For her part, Hale hoped a national Thanksgiving holiday would foster national unity and encourage compromise. But the same evangelical Protestant denominations who most strongly advocated for Thanksgiving were also among the most ardent abolitionists. As Diana Karter Appelbaum puts it in her book Thanksgiving: An American Holiday, an American History, more and more Southerners were beginning to view Thanksgiving as a “Yankee abolitionist holiday.”
Virginia was the hotbed of anti-Thanksgiving sentiment. In 1853, Governor Joseph Johnson declined to declare a day of Thanksgiving for his state, citing Thomas Jefferson’s firm doctrine of separating church and state. Johnson’s successor, the slave-owning fire-brand Henry A. Wise, was even more intransigent. In 1856, he received the same annual letter from Sarah Josepha Hale that every other governor did, encouraging him to declare a general day of Thanksgiving. Wise not only declined to make the proclamation, but fired back a testy refusal.
“This theatrical national claptrap of Thanksgiving,” he declared, “has aided other causes in setting thousands of pulpits to preaching ‘Christian politics’ instead of humbly letting the carnal Kingdom alone and preaching singly Christ crucified.” By “other causes,” of course, he meant abolitionism.

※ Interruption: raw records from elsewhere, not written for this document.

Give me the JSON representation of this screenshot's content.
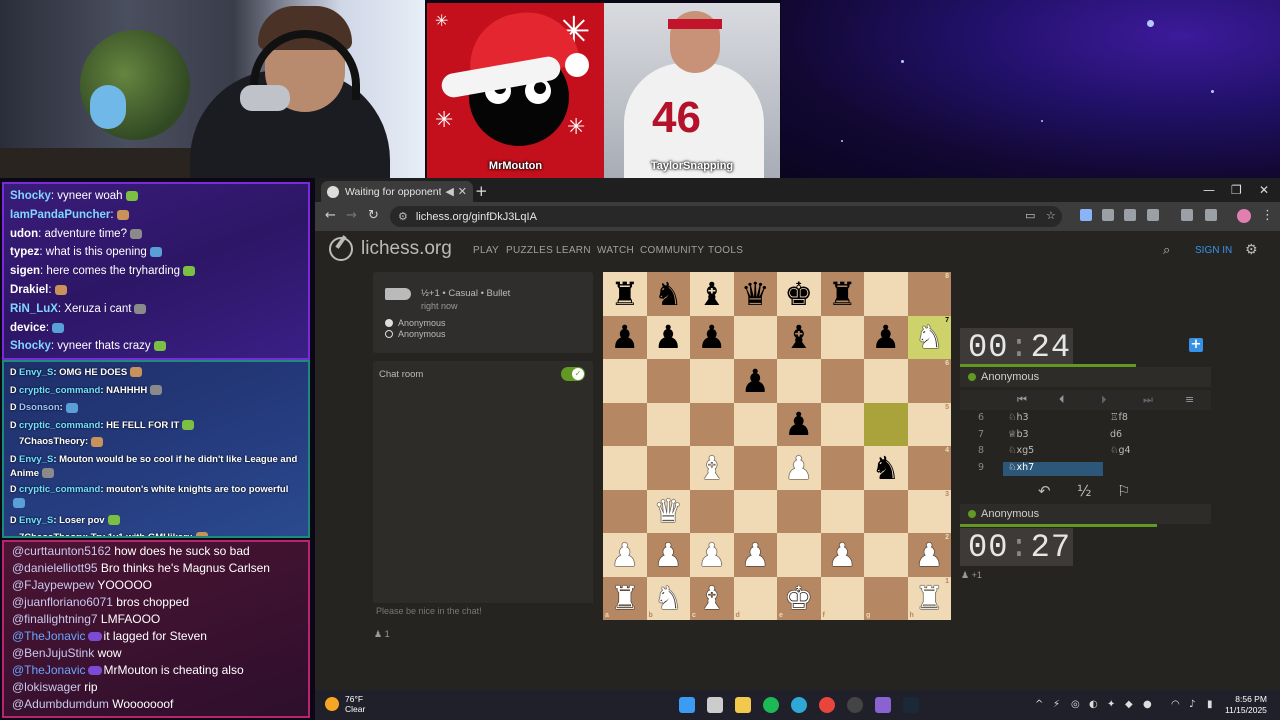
{
  "stream": {
    "players": [
      {
        "name": "MrMouton"
      },
      {
        "name": "TaylorSnapping",
        "jersey_number": "46"
      }
    ]
  },
  "twitch_chat": [
    {
      "user": "Shocky",
      "text": ": vyneer woah",
      "color": "#7fd7ff"
    },
    {
      "user": "IamPandaPuncher",
      "text": ":",
      "color": "#7fd7ff"
    },
    {
      "user": "udon",
      "text": ": adventure time?",
      "color": "#ffffff"
    },
    {
      "user": "typez",
      "text": ": what is this opening",
      "color": "#ffffff"
    },
    {
      "user": "sigen",
      "text": ": here comes the tryharding",
      "color": "#ffffff"
    },
    {
      "user": "Drakiel",
      "text": ":",
      "color": "#ffffff"
    },
    {
      "user": "RiN_LuX",
      "text": ": Xeruza i cant",
      "color": "#7fd7ff"
    },
    {
      "user": "device",
      "text": ":",
      "color": "#ffffff"
    },
    {
      "user": "Shocky",
      "text": ": vyneer thats crazy",
      "color": "#7fd7ff"
    }
  ],
  "kick_chat": [
    {
      "badge": "D",
      "user": "Envy_S",
      "text": ": OMG HE DOES",
      "color": "#6fe0ff"
    },
    {
      "badge": "D",
      "user": "cryptic_command",
      "text": ": NAHHHH",
      "color": "#6fe0ff"
    },
    {
      "badge": "D",
      "user": "Dsonson",
      "text": ":",
      "color": "#9cc3ff"
    },
    {
      "badge": "D",
      "user": "cryptic_command",
      "text": ": HE FELL FOR IT",
      "color": "#6fe0ff"
    },
    {
      "badge": "",
      "user": "7ChaosTheory",
      "text": ":",
      "color": "#ffffff"
    },
    {
      "badge": "D",
      "user": "Envy_S",
      "text": ": Mouton would be so cool if he didn't like League and Anime",
      "color": "#6fe0ff"
    },
    {
      "badge": "D",
      "user": "cryptic_command",
      "text": ": mouton's white knights are too powerful",
      "color": "#6fe0ff"
    },
    {
      "badge": "D",
      "user": "Envy_S",
      "text": ": Loser pov",
      "color": "#6fe0ff"
    },
    {
      "badge": "",
      "user": "7ChaosTheory",
      "text": ": Try 1v1 with GMHikaru",
      "color": "#ffffff"
    }
  ],
  "youtube_chat": [
    {
      "user": "@curttaunton5162",
      "text": "how does he suck so bad",
      "member": false
    },
    {
      "user": "@danielelliott95",
      "text": "Bro thinks he's Magnus Carlsen",
      "member": false
    },
    {
      "user": "@FJaypewpew",
      "text": "YOOOOO",
      "member": false
    },
    {
      "user": "@juanfloriano6071",
      "text": "bros chopped",
      "member": false
    },
    {
      "user": "@finallightning7",
      "text": "LMFAOOO",
      "member": false
    },
    {
      "user": "@TheJonavic",
      "text": "it lagged for Steven",
      "member": true
    },
    {
      "user": "@BenJujuStink",
      "text": "wow",
      "member": false
    },
    {
      "user": "@TheJonavic",
      "text": "MrMouton is cheating also",
      "member": true
    },
    {
      "user": "@lokiswager",
      "text": "rip",
      "member": false
    },
    {
      "user": "@Adumbdumdum",
      "text": "Wooooooof",
      "member": false
    }
  ],
  "browser": {
    "tab_title": "Waiting for opponent - Play",
    "url": "lichess.org/ginfDkJ3LqIA"
  },
  "lichess": {
    "logo": "lichess.org",
    "nav": [
      "PLAY",
      "PUZZLES",
      "LEARN",
      "WATCH",
      "COMMUNITY",
      "TOOLS"
    ],
    "sign_in": "SIGN IN",
    "game": {
      "setup": "½+1 • Casual • Bullet",
      "time": "right now",
      "players": [
        "Anonymous",
        "Anonymous"
      ]
    },
    "chat": {
      "title": "Chat room",
      "enabled": true,
      "placeholder": "Please be nice in the chat!",
      "spectators": "1"
    },
    "board": [
      [
        "r",
        "n",
        "b",
        "q",
        "k",
        "r",
        "",
        ""
      ],
      [
        "p",
        "p",
        "p",
        "",
        "b",
        "",
        "p",
        "N"
      ],
      [
        "",
        "",
        "",
        "p",
        "",
        "",
        "",
        ""
      ],
      [
        "",
        "",
        "",
        "",
        "p",
        "",
        "",
        ""
      ],
      [
        "",
        "",
        "B",
        "",
        "P",
        "",
        "n",
        ""
      ],
      [
        "",
        "Q",
        "",
        "",
        "",
        "",
        "",
        ""
      ],
      [
        "P",
        "P",
        "P",
        "P",
        "",
        "P",
        "",
        "P"
      ],
      [
        "R",
        "N",
        "B",
        "",
        "K",
        "",
        "",
        "R"
      ]
    ],
    "highlight": [
      [
        1,
        7
      ],
      [
        3,
        6
      ]
    ],
    "files": [
      "a",
      "b",
      "c",
      "d",
      "e",
      "f",
      "g",
      "h"
    ],
    "ranks": [
      "8",
      "7",
      "6",
      "5",
      "4",
      "3",
      "2",
      "1"
    ],
    "top_clock": {
      "min": "00",
      "sec": "24",
      "player": "Anonymous"
    },
    "bottom_clock": {
      "min": "00",
      "sec": "27",
      "player": "Anonymous"
    },
    "moves": [
      {
        "n": "6",
        "w": "♘h3",
        "b": "♖f8"
      },
      {
        "n": "7",
        "w": "♕b3",
        "b": "d6"
      },
      {
        "n": "8",
        "w": "♘xg5",
        "b": "♘g4"
      },
      {
        "n": "9",
        "w": "♘xh7",
        "b": ""
      }
    ],
    "watchers": "+1"
  },
  "taskbar": {
    "temp": "76°F",
    "weather": "Clear",
    "time": "8:56 PM",
    "date": "11/15/2025"
  }
}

Anti-Thanksgiving sentiment wasn’t confined to Virginia. In 1855, William H. Holcomb, a homeopathic physician in Natchez, Mississippi, recorded in his diary, “This was Thanksgiving day…I am sorry that the Yankee custom has crept in among us. I object to it because it makes gratitude to God a matter of civil ordinance, and limits to a single day the exhibition of feelings which should be a portion of our daily life.”
Other commentators noted that the South already had a holiday of feasting and celebration late in the calendar year: Christmas. In New England, which inherited a legacy of Puritan dogma that considered Christmas a secular abomination, Christmas was not observed as a celebratory occasion until the 1870s. To Southern eyes, a day of feasting in late November was redundant and a loss of a day’s income for its workers and merchants.
On the eve of the Civil War, the adoption of Thanksgiving in the South remained inconsistent at best, and those who chose to observe the holiday treated it more as a religious occasion and a day of relaxation than a time of feasting and homecoming.
I suppose we shouldn’t overstate the case: as Moss notes, by 1858 (i.e., two years before the beginning of secession), “the governors of Alabama, Mississippi, Georgia, and North and South Carolina all followed Mrs. Hale’s recommendations and declared Thursday, November 25th to be a day of Thanksgiving.”
Please do read in full. (H/T: Erik Loomis at LGM.)
Happy Thanksgiving, y’all. Safe travels, eat well, and enjoy all the in-state-rivalry college football games. See ya in December.
Image Credit: Photo by Ben Franske, November 2002, and used under a CC BY-SA 4.0 license. Source: Wikimedia Commons.